YOUR ASSIGNMENT:
Please state how many lines of the data contain "Русский". The number by itself is enough.

EXERCISE DATA:
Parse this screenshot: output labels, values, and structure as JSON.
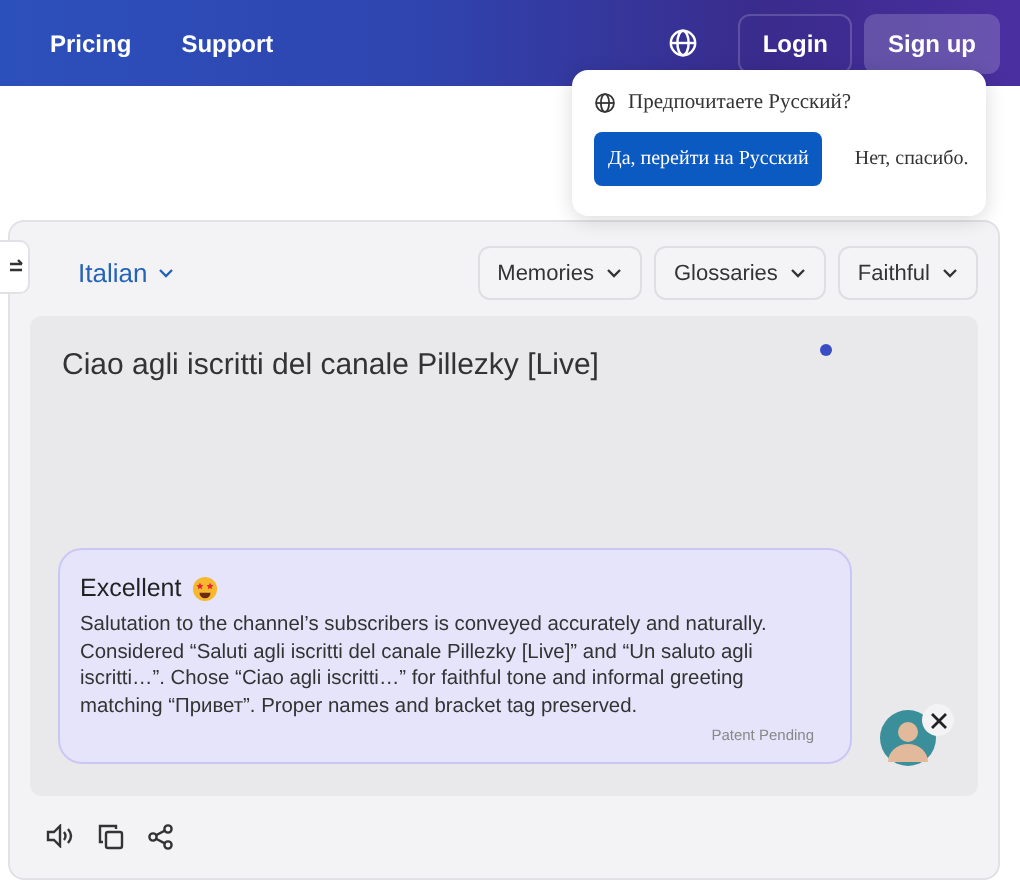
{
  "nav": {
    "links": [
      "Pricing",
      "Support"
    ],
    "login": "Login",
    "signup": "Sign up"
  },
  "language_prompt": {
    "question": "Предпочитаете Русский?",
    "accept": "Да, перейти на Русский",
    "decline": "Нет, спасибо."
  },
  "translator": {
    "target_language": "Italian",
    "options": [
      "Memories",
      "Glossaries",
      "Faithful"
    ],
    "output": "Ciao agli iscritti del canale Pillezky [Live]",
    "feedback": {
      "rating": "Excellent",
      "text": "Salutation to the channel’s subscribers is conveyed accurately and naturally. Considered “Saluti agli iscritti del canale Pillezky [Live]” and “Un saluto agli iscritti…”. Chose “Ciao agli iscritti…” for faithful tone and informal greeting matching “Привет”. Proper names and bracket tag preserved.",
      "footnote": "Patent Pending"
    }
  }
}
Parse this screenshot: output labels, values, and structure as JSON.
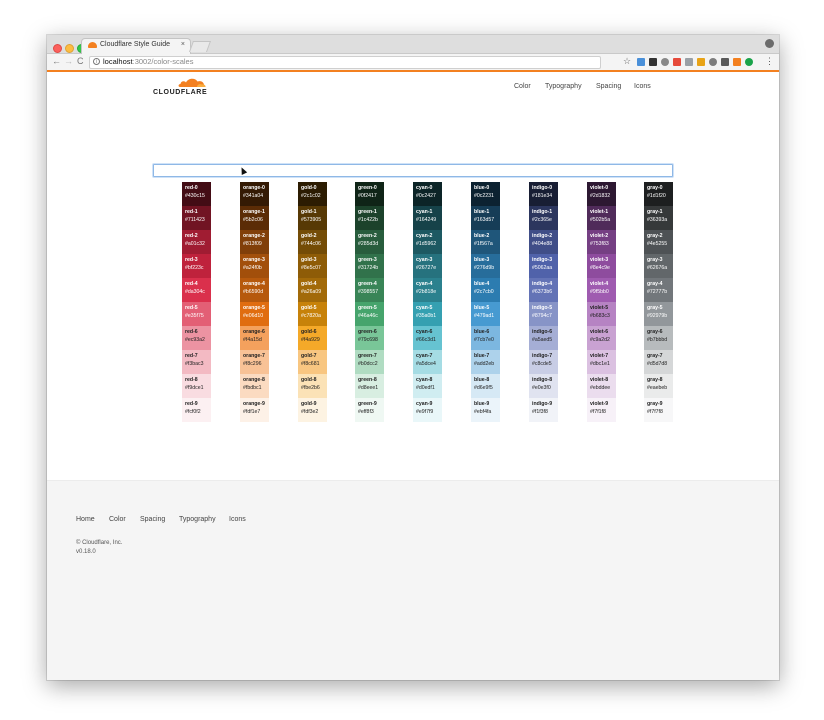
{
  "browser": {
    "tab_title": "Cloudflare Style Guide",
    "tab_close": "×",
    "url_host": "localhost",
    "url_path": ":3002/color-scales",
    "back": "←",
    "forward": "→",
    "reload": "C",
    "star": "☆",
    "menu": "⋮"
  },
  "header": {
    "logo_text": "CLOUDFLARE",
    "nav": [
      "Color",
      "Typography",
      "Spacing",
      "Icons"
    ]
  },
  "search": {
    "value": ""
  },
  "scales": [
    {
      "name": "red",
      "swatches": [
        {
          "name": "red-0",
          "hex": "#430c15"
        },
        {
          "name": "red-1",
          "hex": "#711423"
        },
        {
          "name": "red-2",
          "hex": "#a01c32"
        },
        {
          "name": "red-3",
          "hex": "#bf223c"
        },
        {
          "name": "red-4",
          "hex": "#da304c"
        },
        {
          "name": "red-5",
          "hex": "#e35f75"
        },
        {
          "name": "red-6",
          "hex": "#ec93a2"
        },
        {
          "name": "red-7",
          "hex": "#f3bac3"
        },
        {
          "name": "red-8",
          "hex": "#f9dce1"
        },
        {
          "name": "red-9",
          "hex": "#fcf0f2"
        }
      ]
    },
    {
      "name": "orange",
      "swatches": [
        {
          "name": "orange-0",
          "hex": "#341a04"
        },
        {
          "name": "orange-1",
          "hex": "#5b2c06"
        },
        {
          "name": "orange-2",
          "hex": "#813f09"
        },
        {
          "name": "orange-3",
          "hex": "#a24f0b"
        },
        {
          "name": "orange-4",
          "hex": "#b6590d"
        },
        {
          "name": "orange-5",
          "hex": "#e06d10"
        },
        {
          "name": "orange-6",
          "hex": "#f4a15d"
        },
        {
          "name": "orange-7",
          "hex": "#f8c296"
        },
        {
          "name": "orange-8",
          "hex": "#fbdbc1"
        },
        {
          "name": "orange-9",
          "hex": "#fdf1e7"
        }
      ]
    },
    {
      "name": "gold",
      "swatches": [
        {
          "name": "gold-0",
          "hex": "#2c1c02"
        },
        {
          "name": "gold-1",
          "hex": "#573905"
        },
        {
          "name": "gold-2",
          "hex": "#744c06"
        },
        {
          "name": "gold-3",
          "hex": "#8e5c07"
        },
        {
          "name": "gold-4",
          "hex": "#a26a09"
        },
        {
          "name": "gold-5",
          "hex": "#c7820a"
        },
        {
          "name": "gold-6",
          "hex": "#f4a929"
        },
        {
          "name": "gold-7",
          "hex": "#f8c681"
        },
        {
          "name": "gold-8",
          "hex": "#fbe2b6"
        },
        {
          "name": "gold-9",
          "hex": "#fdf3e2"
        }
      ]
    },
    {
      "name": "green",
      "swatches": [
        {
          "name": "green-0",
          "hex": "#0f2417"
        },
        {
          "name": "green-1",
          "hex": "#1c422b"
        },
        {
          "name": "green-2",
          "hex": "#285d3d"
        },
        {
          "name": "green-3",
          "hex": "#31724b"
        },
        {
          "name": "green-4",
          "hex": "#398557"
        },
        {
          "name": "green-5",
          "hex": "#46a46c"
        },
        {
          "name": "green-6",
          "hex": "#79c698"
        },
        {
          "name": "green-7",
          "hex": "#b0dcc2"
        },
        {
          "name": "green-8",
          "hex": "#d8eee1"
        },
        {
          "name": "green-9",
          "hex": "#eff8f3"
        }
      ]
    },
    {
      "name": "cyan",
      "swatches": [
        {
          "name": "cyan-0",
          "hex": "#0c2427"
        },
        {
          "name": "cyan-1",
          "hex": "#164249"
        },
        {
          "name": "cyan-2",
          "hex": "#1d5962"
        },
        {
          "name": "cyan-3",
          "hex": "#26727e"
        },
        {
          "name": "cyan-4",
          "hex": "#2b818e"
        },
        {
          "name": "cyan-5",
          "hex": "#35a0b1"
        },
        {
          "name": "cyan-6",
          "hex": "#66c3d1"
        },
        {
          "name": "cyan-7",
          "hex": "#a5dce4"
        },
        {
          "name": "cyan-8",
          "hex": "#d0edf1"
        },
        {
          "name": "cyan-9",
          "hex": "#e9f7f9"
        }
      ]
    },
    {
      "name": "blue",
      "swatches": [
        {
          "name": "blue-0",
          "hex": "#0c2231"
        },
        {
          "name": "blue-1",
          "hex": "#163d57"
        },
        {
          "name": "blue-2",
          "hex": "#1f567a"
        },
        {
          "name": "blue-3",
          "hex": "#276d9b"
        },
        {
          "name": "blue-4",
          "hex": "#2c7cb0"
        },
        {
          "name": "blue-5",
          "hex": "#479ad1"
        },
        {
          "name": "blue-6",
          "hex": "#7cb7e0"
        },
        {
          "name": "blue-7",
          "hex": "#add2eb"
        },
        {
          "name": "blue-8",
          "hex": "#d6e9f5"
        },
        {
          "name": "blue-9",
          "hex": "#ebf4fa"
        }
      ]
    },
    {
      "name": "indigo",
      "swatches": [
        {
          "name": "indigo-0",
          "hex": "#181e34"
        },
        {
          "name": "indigo-1",
          "hex": "#2c365e"
        },
        {
          "name": "indigo-2",
          "hex": "#404e88"
        },
        {
          "name": "indigo-3",
          "hex": "#5062aa"
        },
        {
          "name": "indigo-4",
          "hex": "#6373b6"
        },
        {
          "name": "indigo-5",
          "hex": "#8794c7"
        },
        {
          "name": "indigo-6",
          "hex": "#a5aed5"
        },
        {
          "name": "indigo-7",
          "hex": "#c8cde5"
        },
        {
          "name": "indigo-8",
          "hex": "#e0e3f0"
        },
        {
          "name": "indigo-9",
          "hex": "#f1f3f8"
        }
      ]
    },
    {
      "name": "violet",
      "swatches": [
        {
          "name": "violet-0",
          "hex": "#2d1832"
        },
        {
          "name": "violet-1",
          "hex": "#502b5a"
        },
        {
          "name": "violet-2",
          "hex": "#753f83"
        },
        {
          "name": "violet-3",
          "hex": "#8e4c9e"
        },
        {
          "name": "violet-4",
          "hex": "#9f5bb0"
        },
        {
          "name": "violet-5",
          "hex": "#b683c3"
        },
        {
          "name": "violet-6",
          "hex": "#c9a2d2"
        },
        {
          "name": "violet-7",
          "hex": "#dbc1e1"
        },
        {
          "name": "violet-8",
          "hex": "#ebddee"
        },
        {
          "name": "violet-9",
          "hex": "#f7f1f8"
        }
      ]
    },
    {
      "name": "gray",
      "swatches": [
        {
          "name": "gray-0",
          "hex": "#1d1f20"
        },
        {
          "name": "gray-1",
          "hex": "#36393a"
        },
        {
          "name": "gray-2",
          "hex": "#4e5255"
        },
        {
          "name": "gray-3",
          "hex": "#62676a"
        },
        {
          "name": "gray-4",
          "hex": "#72777b"
        },
        {
          "name": "gray-5",
          "hex": "#92979b"
        },
        {
          "name": "gray-6",
          "hex": "#b7bbbd"
        },
        {
          "name": "gray-7",
          "hex": "#d5d7d8"
        },
        {
          "name": "gray-8",
          "hex": "#eaebeb"
        },
        {
          "name": "gray-9",
          "hex": "#f7f7f8"
        }
      ]
    }
  ],
  "footer": {
    "links": [
      "Home",
      "Color",
      "Spacing",
      "Typography",
      "Icons"
    ],
    "copyright": "© Cloudflare, Inc.",
    "version": "v0.18.0"
  },
  "colors": {
    "accent": "#f38020",
    "footer_bg": "#f5f5f5"
  }
}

YOUR SOLUTION:
2